  • Real IDAirports post REAL ID deadline warning signs

    Many U.S. airports have posted signs to alert travelers that beginning 22 January 2018, the Transportation Security Administration (TSA) will begin to enforce the REAL ID requirements at airport security checkpoints. DHS says that a year from now, passengers presenting a driver’s license or identification card from states not in compliance with the REAL ID Act’s security standards — states, that is, which have not received an extension from DHS — may not be allowed to board.

  • PrivacyLegacy travel booking systems do not protect travelers’ private information

    Travel bookings worldwide are maintained in a handful of systems. The three largest — Global Distributed Systems (GDS) Amadeus, Sabre, and Travelport — administer more than 90 percent of flight reservations as well as numerous hotel, car, and other travel bookings. The most important security feature lacking from all three GDSs is a proper way to authenticate travelers.

  • Border securityRobotic lie detector for border, aviation security

    When you engage in international travel, you may one day find yourself face-to-face with border security that is polite, bilingual and responsive — and robotic. The Automated Virtual Agent for Truth Assessments in Real Time (AVATAR) is currently being tested in conjunction with the Canadian Border Services Agency (CBSA) to help border security agents determine whether travelers coming into Canada may have undisclosed motives for entering the country.

  • ForensicsIt is time to stop using bite marks in forensics: Experts

    Forensic dentists claim that they can accurately associate a bite mark to the one and only set of teeth in the world that could have produced the crime scene bite mark. There is, however, no sound basis for believing that forensic dentists can do such a thing, and researchers are increasingly skeptical about the validity of bite-mark identification as trial evidence.

  • Green cardsUSCIS Green Card issuance problems even worse than initial findings: DHS OIG

    A new DHS OIG reports says that the problems USCIS experienced in properly issuing Green Cards are worse than originally thought. USCIS produced at least 19,000 cards that included incorrect information or were issued in duplicate. Additional mistakes included over 2,400 immigrants approved for 2-year conditional residence status being inadvertently issued cards with 10-year expiration dates. The agency also received over 200,000 reports of cards potentially misdelivered, or not being delivered to approved applicants.

  • Computer visionImages that fool computer vision raise security concerns

    By Bill Steele

    Computers are learning to recognize objects with near-human ability. But Cornell researchers have found that computers, like humans, can be fooled by optical illusions, which raises security concerns and opens new avenues for research in computer vision.

  • SurveillanceHalf of American adults are in a little regulated police face recognition database

    Half of American adults — more than 117 million people — are in a law enforcement face recognition network, according to a report. Of the fifty-two government agencies that acknowledged using face recognition, only one obtained legislative approval for its use and only one agency provided evidence that it audited officers’ face recognition searches for misuse.
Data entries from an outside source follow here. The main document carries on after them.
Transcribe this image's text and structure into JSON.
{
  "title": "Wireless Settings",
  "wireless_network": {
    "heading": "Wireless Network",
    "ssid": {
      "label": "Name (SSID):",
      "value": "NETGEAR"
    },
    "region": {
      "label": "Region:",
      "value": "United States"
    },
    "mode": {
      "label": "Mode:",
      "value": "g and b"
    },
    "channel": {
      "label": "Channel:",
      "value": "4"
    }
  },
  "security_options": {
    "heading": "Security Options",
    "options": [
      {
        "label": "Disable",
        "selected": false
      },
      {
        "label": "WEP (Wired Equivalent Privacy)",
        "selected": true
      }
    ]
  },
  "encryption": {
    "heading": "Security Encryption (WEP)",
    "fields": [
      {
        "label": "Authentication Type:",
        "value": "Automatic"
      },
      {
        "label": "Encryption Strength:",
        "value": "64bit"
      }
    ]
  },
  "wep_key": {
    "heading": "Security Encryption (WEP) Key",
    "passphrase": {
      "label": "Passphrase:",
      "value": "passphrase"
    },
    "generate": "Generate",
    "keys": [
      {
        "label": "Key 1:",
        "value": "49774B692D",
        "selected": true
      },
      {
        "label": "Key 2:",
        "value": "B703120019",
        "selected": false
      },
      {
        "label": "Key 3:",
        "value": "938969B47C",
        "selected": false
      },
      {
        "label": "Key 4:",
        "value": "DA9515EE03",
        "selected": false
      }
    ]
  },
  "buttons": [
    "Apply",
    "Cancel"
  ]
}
Not one agency required warrants, and many agencies did not even require an officer to suspect someone of committing a crime before using face recognition to identify her.

  • U.S.-born MexicansEasing integration burdens of U.S.-born children in Mexico
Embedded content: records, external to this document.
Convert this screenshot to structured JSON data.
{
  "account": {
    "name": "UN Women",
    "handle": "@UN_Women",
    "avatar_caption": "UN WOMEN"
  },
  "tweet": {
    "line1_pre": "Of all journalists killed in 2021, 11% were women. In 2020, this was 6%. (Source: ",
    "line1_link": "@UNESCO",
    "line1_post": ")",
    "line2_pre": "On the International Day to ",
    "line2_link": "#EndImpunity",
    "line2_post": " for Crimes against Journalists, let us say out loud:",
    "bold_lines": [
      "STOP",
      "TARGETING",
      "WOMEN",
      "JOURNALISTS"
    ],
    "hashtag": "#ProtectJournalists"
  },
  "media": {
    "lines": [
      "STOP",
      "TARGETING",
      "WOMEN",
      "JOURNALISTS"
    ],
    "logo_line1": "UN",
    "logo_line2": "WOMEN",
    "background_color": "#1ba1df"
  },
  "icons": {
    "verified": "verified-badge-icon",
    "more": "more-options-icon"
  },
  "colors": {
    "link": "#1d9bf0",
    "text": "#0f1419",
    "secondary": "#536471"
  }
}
    About 550,000 children born in the United States are currently living in Mexico because their parents had been deported or voluntarily repatriated themselves (since 2010, the United States has deported 1.4 million Mexicans). These children face many hurdles – legal, social, cultural, linguistic, educational – trying to integrate themselves into life in Mexico. The U.S. and Mexican governments have reached an agreement on a plan to ease bureaucratic obstacles blocking these children from gaining access to health and education.